◆ **DIRECTIONS FOR THIS TASK**
Reproduce the records below in full and without edits, omitting images.

◆ **ENTRIES PROVIDED**
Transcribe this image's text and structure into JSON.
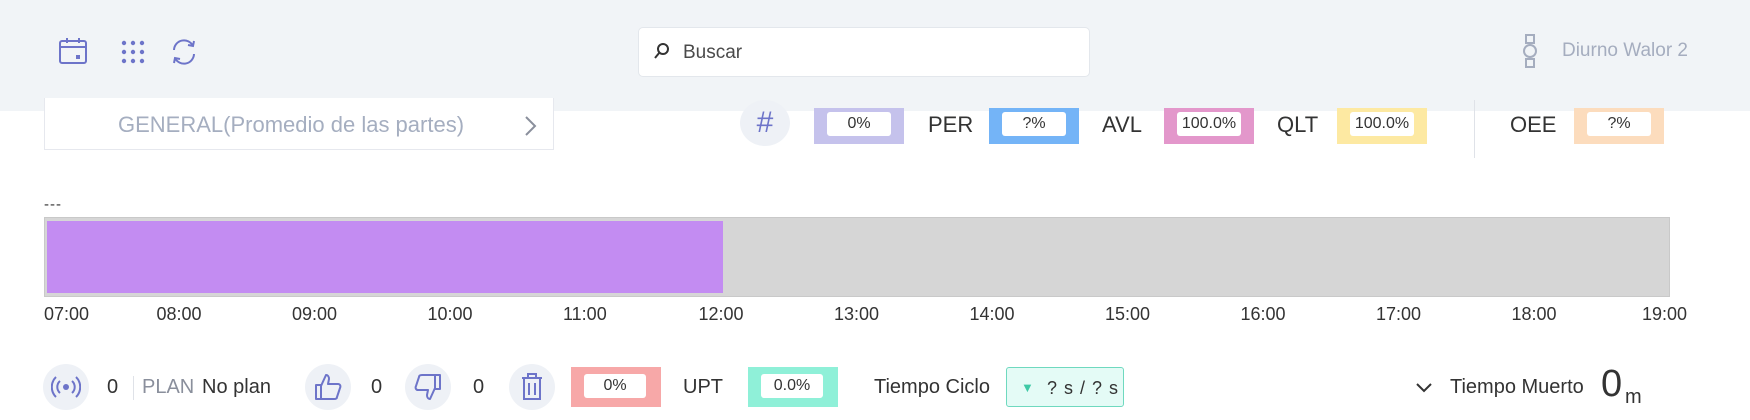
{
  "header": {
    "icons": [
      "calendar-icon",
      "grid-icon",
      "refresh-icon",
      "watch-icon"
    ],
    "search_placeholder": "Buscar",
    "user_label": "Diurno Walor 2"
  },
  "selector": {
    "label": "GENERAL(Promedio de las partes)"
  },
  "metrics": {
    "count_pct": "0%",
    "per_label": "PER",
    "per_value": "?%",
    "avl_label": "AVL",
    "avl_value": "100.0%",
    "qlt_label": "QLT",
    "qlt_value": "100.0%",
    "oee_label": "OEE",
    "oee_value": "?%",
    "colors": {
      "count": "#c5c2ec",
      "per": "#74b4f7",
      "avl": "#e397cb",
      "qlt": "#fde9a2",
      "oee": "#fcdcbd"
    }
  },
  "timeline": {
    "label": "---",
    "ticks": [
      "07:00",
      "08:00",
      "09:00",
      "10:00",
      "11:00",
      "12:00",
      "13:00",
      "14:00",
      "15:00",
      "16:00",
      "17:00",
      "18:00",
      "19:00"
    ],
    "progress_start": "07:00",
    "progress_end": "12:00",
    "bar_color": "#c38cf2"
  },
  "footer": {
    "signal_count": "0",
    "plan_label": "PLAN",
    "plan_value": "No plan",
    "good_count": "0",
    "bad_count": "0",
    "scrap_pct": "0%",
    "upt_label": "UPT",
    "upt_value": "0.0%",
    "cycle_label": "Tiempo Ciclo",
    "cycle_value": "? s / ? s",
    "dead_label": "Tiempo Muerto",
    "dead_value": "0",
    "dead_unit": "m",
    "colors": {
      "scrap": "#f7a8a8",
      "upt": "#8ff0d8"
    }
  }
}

◆ **COMPLETED TASK**
Transcribe this image's text and structure into JSON.
{
  "header": {
    "icons": [
      "calendar-icon",
      "grid-icon",
      "refresh-icon",
      "watch-icon"
    ],
    "search_placeholder": "Buscar",
    "user_label": "Diurno Walor 2"
  },
  "selector": {
    "label": "GENERAL(Promedio de las partes)"
  },
  "metrics": {
    "count_pct": "0%",
    "per_label": "PER",
    "per_value": "?%",
    "avl_label": "AVL",
    "avl_value": "100.0%",
    "qlt_label": "QLT",
    "qlt_value": "100.0%",
    "oee_label": "OEE",
    "oee_value": "?%",
    "colors": {
      "count": "#c5c2ec",
      "per": "#74b4f7",
      "avl": "#e397cb",
      "qlt": "#fde9a2",
      "oee": "#fcdcbd"
    }
  },
  "timeline": {
    "label": "---",
    "ticks": [
      "07:00",
      "08:00",
      "09:00",
      "10:00",
      "11:00",
      "12:00",
      "13:00",
      "14:00",
      "15:00",
      "16:00",
      "17:00",
      "18:00",
      "19:00"
    ],
    "progress_start": "07:00",
    "progress_end": "12:00",
    "bar_color": "#c38cf2"
  },
  "footer": {
    "signal_count": "0",
    "plan_label": "PLAN",
    "plan_value": "No plan",
    "good_count": "0",
    "bad_count": "0",
    "scrap_pct": "0%",
    "upt_label": "UPT",
    "upt_value": "0.0%",
    "cycle_label": "Tiempo Ciclo",
    "cycle_value": "? s / ? s",
    "dead_label": "Tiempo Muerto",
    "dead_value": "0",
    "dead_unit": "m",
    "colors": {
      "scrap": "#f7a8a8",
      "upt": "#8ff0d8"
    }
  }
}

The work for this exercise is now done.